“On more pleasant days we could sit in the garden and you could bring one of your books and read to me.”
I knew it was useless to try to reason with her. I should just capitulate. And so I did.
“Do you have a preference?”
Did I suddenly detect a note of triumph in her eyes?
She reached out and I stood and took her hand and assisted her to her feet. I loved the feel of it in mine. It was so delicate and warm. Was she leaving already? When she stood, she walked to the bookcase to the left of the fireplace and examined the volumes. She recited the names of some of the authors as she traced their spines: “Julius Caesar ... Cervantes ... Cooper ... Dante ... Defoe ... Dickens ... Dumas ... Emerson ... Hawthorn ... Homer ... Hugo ... Washington Irving ... Thomas Jefferson ... John Locke ... Longfellow.”

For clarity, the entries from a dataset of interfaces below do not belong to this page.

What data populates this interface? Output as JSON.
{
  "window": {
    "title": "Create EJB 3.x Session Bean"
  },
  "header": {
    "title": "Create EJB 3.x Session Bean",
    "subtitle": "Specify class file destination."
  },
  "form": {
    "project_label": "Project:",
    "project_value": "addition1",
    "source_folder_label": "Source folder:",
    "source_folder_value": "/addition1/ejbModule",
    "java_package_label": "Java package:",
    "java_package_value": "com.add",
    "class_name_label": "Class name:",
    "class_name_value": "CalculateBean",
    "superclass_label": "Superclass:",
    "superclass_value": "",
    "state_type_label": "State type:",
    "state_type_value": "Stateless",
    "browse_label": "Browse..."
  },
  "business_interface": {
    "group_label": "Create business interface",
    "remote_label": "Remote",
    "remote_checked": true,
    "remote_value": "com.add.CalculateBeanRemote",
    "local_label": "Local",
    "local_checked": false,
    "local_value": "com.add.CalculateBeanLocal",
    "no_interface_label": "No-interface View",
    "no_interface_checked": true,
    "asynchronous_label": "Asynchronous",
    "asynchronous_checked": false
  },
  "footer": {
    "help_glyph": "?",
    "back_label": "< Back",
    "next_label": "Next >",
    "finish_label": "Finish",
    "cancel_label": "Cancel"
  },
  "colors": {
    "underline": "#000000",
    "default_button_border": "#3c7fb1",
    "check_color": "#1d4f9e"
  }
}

She looked at the top shelf. “Oh, here’s a surprise ... several by Jane Austen.”
She pulled one volume from the shelf. “Pride and Prejudice. Are you a romantic, Jonathan?”
I paused. “Perhaps I am, but I am also interested in what motivates people. And Miss Austen seems to capture the foibles of the upper classes.” I looked pointedly at her.

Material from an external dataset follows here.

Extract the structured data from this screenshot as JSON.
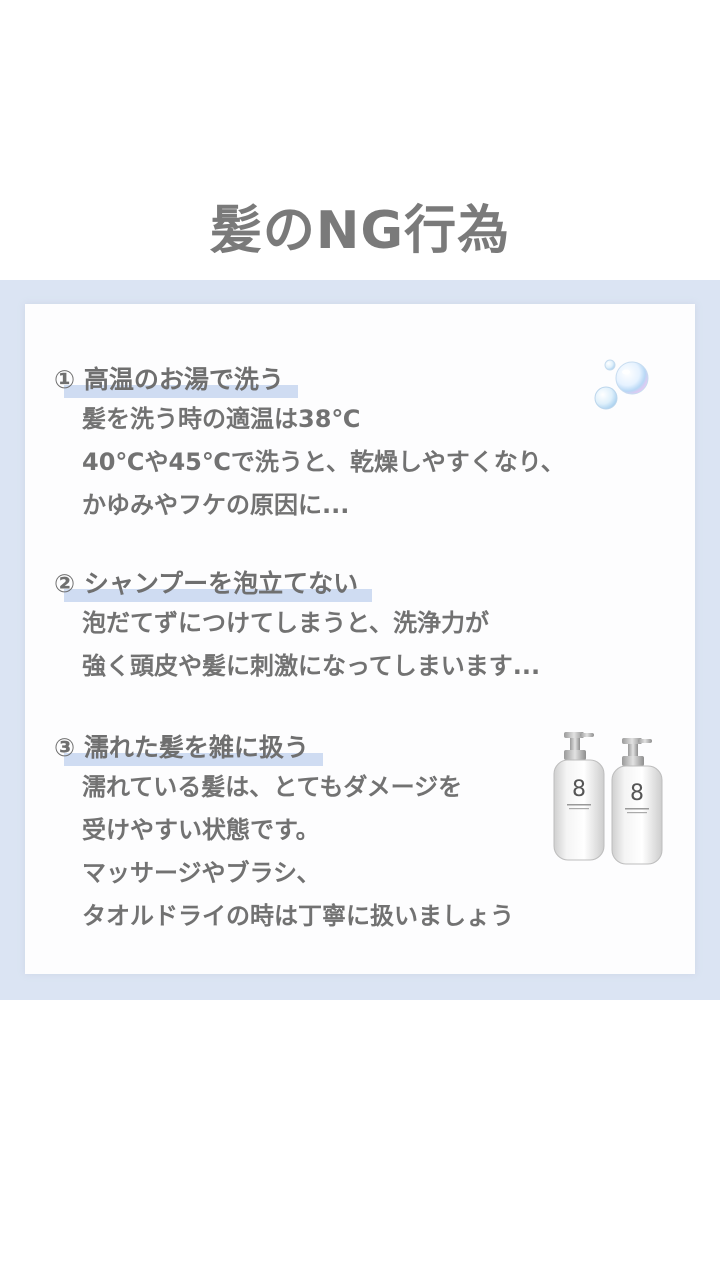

“Jonathan, that was years ago in England. You don’t think people still behave that way, do you; especially in America?”
“Yes I do, and only the most naive would think otherwise.”
“Oh Jonathan, that’s quite cynical. Some of the upper classes are very nice people.”

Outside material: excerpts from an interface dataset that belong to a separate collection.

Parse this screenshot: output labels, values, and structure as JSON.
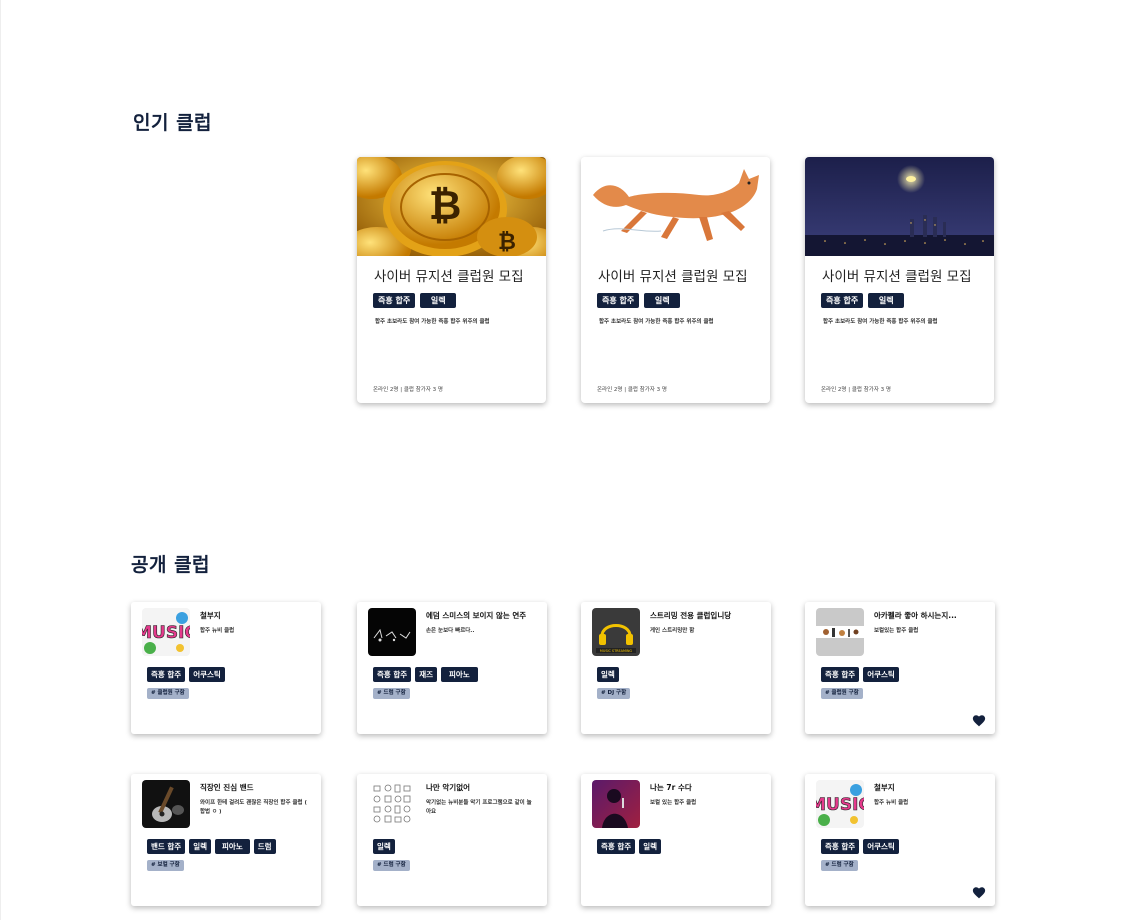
{
  "popular": {
    "title": "인기 클럽",
    "cards": [
      {
        "name": "사이버 뮤지션 클럽원 모집",
        "tags": [
          "즉흥 합주",
          "일렉"
        ],
        "desc": "합주 초보라도 참여 가능한 즉흥 합주 위주의 클럽",
        "meta": "온라인 2명 | 클럽 참가자 3 명",
        "image": "bitcoin-image"
      },
      {
        "name": "사이버 뮤지션 클럽원 모집",
        "tags": [
          "즉흥 합주",
          "일렉"
        ],
        "desc": "합주 초보라도 참여 가능한 즉흥 합주 위주의 클럽",
        "meta": "온라인 2명 | 클럽 참가자 3 명",
        "image": "fox-illustration-image"
      },
      {
        "name": "사이버 뮤지션 클럽원 모집",
        "tags": [
          "즉흥 합주",
          "일렉"
        ],
        "desc": "합주 초보라도 참여 가능한 즉흥 합주 위주의 클럽",
        "meta": "온라인 2명 | 클럽 참가자 3 명",
        "image": "night-city-image"
      }
    ]
  },
  "public": {
    "title": "공개 클럽",
    "cards": [
      {
        "name": "철부지",
        "desc": "합주 뉴비 클럽",
        "tags": [
          "즉흥 합주",
          "어쿠스틱"
        ],
        "recruit": "# 클럽원 구함",
        "liked": false,
        "image": "music-graffiti-image"
      },
      {
        "name": "에덤 스미스의 보이지 않는 연주",
        "desc": "손은 눈보다 빠르다..",
        "tags": [
          "즉흥 합주",
          "재즈",
          "피아노"
        ],
        "recruit": "# 드럼 구함",
        "liked": false,
        "image": "instrument-sketch-image"
      },
      {
        "name": "스트리밍 전용 클럽입니당",
        "desc": "게인 스트리밍만 함",
        "tags": [
          "일렉"
        ],
        "recruit": "# DJ 구함",
        "liked": false,
        "image": "headphones-image"
      },
      {
        "name": "아카펠라 좋아 하시는지...",
        "desc": "보컬있는 합주 클럽",
        "tags": [
          "즉흥 합주",
          "어쿠스틱"
        ],
        "recruit": "# 클럽원 구함",
        "liked": true,
        "image": "instrument-line-image"
      },
      {
        "name": "직장인 진심 밴드",
        "desc": "와이프 한테 걸려도 괜찮은 직장인 합주 클럽 ( 합법 ㅇ )",
        "tags": [
          "밴드 합주",
          "일렉",
          "피아노",
          "드럼"
        ],
        "recruit": "# 보컬 구함",
        "liked": false,
        "image": "guitar-image"
      },
      {
        "name": "나만 악기없어",
        "desc": "악기없는 뉴비분들 악기 프로그램으로 같이 놀아요",
        "tags": [
          "일렉"
        ],
        "recruit": "# 드럼 구함",
        "liked": false,
        "image": "instrument-icons-image"
      },
      {
        "name": "나는 7r 수다",
        "desc": "보컬 있는 합주 클럽",
        "tags": [
          "즉흥 합주",
          "일렉"
        ],
        "recruit": "",
        "liked": false,
        "image": "singer-image"
      },
      {
        "name": "철부지",
        "desc": "합주 뉴비 클럽",
        "tags": [
          "즉흥 합주",
          "어쿠스틱"
        ],
        "recruit": "# 드럼 구함",
        "liked": true,
        "image": "music-graffiti-image"
      }
    ]
  },
  "colors": {
    "navy": "#13213d",
    "badge": "#a4b1c9"
  }
}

I had resumed my seat and she smiled as she moved behind my chair and her fingers briefly touched my shoulder as she moved to the other bookcase.
“Plato ... Edgar Allen Poe ... more women ... interesting ... Harriett Stowe, Mary Shelley’s Frankenstein ... my brother read that one. He said it was frightening.”
“Not as frightening as Shelley’s The Last Man.”
“It takes place one hundred fifty years from now and it’s about the last survivor of the human race.”
“Makes you think.”
“Is that what you want from books, Jonathan?”
I watched her for a moment, standing by the bookcase, her slim body bathed in the last rays of sun. She was remarkably beautiful.
“Yes ... yes it is.”
Then she did the unexpected. She moved to where I was seated and took my hand. “I’m so glad, Jonathan.”
Again, the feel of her hand caused my breath to quicken. I felt like a prized pupil who had just received approbation from a beloved teacher.
“Oh my, look at the time.”
I walked out with her and hailed a cab. She turned to me as I helped her into the cab and said, “I think tomorrow, for dinner, don’t you?”
I then moved back to my rooms in a state of odd delight, undaunted by the fact I would have to face her mother the very next evening for Sunday dinner.
The train jolted.
I must have been dozing. I had called to her. I looked around the crowded coach. No one seemed to have noticed. Sadness engulfed me.
Elizabeth was lost to me. How long would it take to make myself forget her?
Maybe the woman with the auburn hair and the vast sorrow in her green eyes – the woman who had intruded on my dreams for more than two years - would help me. My quest was to find her and ask forgiveness.